For the West Point Band, the pass in review begins in our rehearsal hall about an hour and a half before the start time. It is there that we go over the sequence of music to be played and rehearse any marches that may be unfamiliar or new. The next step is a quick change into whatever uniform is to be worn. This could either be full dress blue, full dress blue over white, or the sierra uniform. (For more specific information on these uniforms, look for a separate blog post detailing our different unique military uniforms.) The band forms up in the parking lot of the band building before marching at a “route step” up to the parade field, or as it is formally known, “the Plain.”

Upon arrival to the Plain, we make our way down diagonal walk (photograph below), marching to the ceremonious sounds of the Hellcats and a simultaneous narrative about the history of what will be observed in the review.

The band marches towards the plain.

The band marches towards the plain.

After arriving at our position on the Plain, the Hellcats join our formation, which is usually a six-person front. It is from here that the Hellcat buglers sound Attention, which alerts the cadets in the sally ports of Washington Hall that the march-on is about to begin. The march-on consists of one to two marches (depending on the size of the participating cadet brigade) which send the cadets pouring out of the sally ports in company formations as they move to their positions on the field.

All formed up and ready to go.

All formed up and ready to go.

Once the corps of cadets have gone through a series of “order arms” to “present arms” and back to “order arms” to pay military curtesy to both the Cadet Captain and his/her staff and the reviewing party (usually consisitng of the USMA Superintendent and other West Point leaders), it is now time for the West Point Band to perform honors. This consists of the Generals March right into the United States National Anthem. At the conclusion of honors, the Superintendant utters the words “pass in review” to signal the start of the review portion.

Cadets on the plain during a review.

Cadets on the plain during a review.

Carrying our nation's colors.

Carrying our nation’s colors.

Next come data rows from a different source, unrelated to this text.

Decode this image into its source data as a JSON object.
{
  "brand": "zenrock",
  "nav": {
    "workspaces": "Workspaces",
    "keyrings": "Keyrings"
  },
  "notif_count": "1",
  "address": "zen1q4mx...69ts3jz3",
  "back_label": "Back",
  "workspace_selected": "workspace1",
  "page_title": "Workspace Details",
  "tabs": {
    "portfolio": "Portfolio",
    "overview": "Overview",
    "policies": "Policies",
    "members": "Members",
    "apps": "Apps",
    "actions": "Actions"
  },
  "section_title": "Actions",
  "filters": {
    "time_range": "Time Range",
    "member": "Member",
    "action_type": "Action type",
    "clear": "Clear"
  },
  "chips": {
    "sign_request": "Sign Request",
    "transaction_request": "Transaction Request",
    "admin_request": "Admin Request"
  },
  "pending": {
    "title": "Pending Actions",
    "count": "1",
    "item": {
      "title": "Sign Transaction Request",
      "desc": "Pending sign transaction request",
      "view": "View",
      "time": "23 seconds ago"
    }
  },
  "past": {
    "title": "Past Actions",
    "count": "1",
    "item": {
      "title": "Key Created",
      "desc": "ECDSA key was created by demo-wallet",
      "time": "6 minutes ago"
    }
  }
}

After a quick reposition by the West Point Band and Hellcats, the command of “right turrrrrrn” is heard from the corps of cadets followed by the West Point Band drum major’s command of “forwarrrrrrd,” which is then followed by “maaaaaarch” from within the corps. This signals the downbeat and stepoff for the band, as they lead the corps in groups of companies past the reviewing stand. Once past the reviewing party, the band does a series of three left turns to position themselves facing the reviewing party. They remain there at the position of “attention” as they play the remainder of the companies past the reviewing party to the command of “eyes right.” Once past the reviewing party, each company is dismissed and continues marching back to the sally ports of Washington Hall, from where they came.

A parade review in action.

A parade review in action.

After the last company has marched past, there is an announcement for the playing of the Army Song, The Army Goes Rolling Along, as the crowd stands and sings along. Upon completion of the Army Song, the West Point Band steps off and is also dismissed, exiting the plain and marching past the Superintendent’s house. The Hellcats remain behind to march off the residual companies who are still exiting the parade field toward Washington Hall. This signals the end of the review.

If you have never seen one, I suggest you go to at least one. It is a cool sight to see, and it’s one of the many important types of performances that we do here in the West Point Band.

Words by Staff Sgt. Dave Loy Song

Images by Staff Sgt. Chrissy Rivers

Advertisements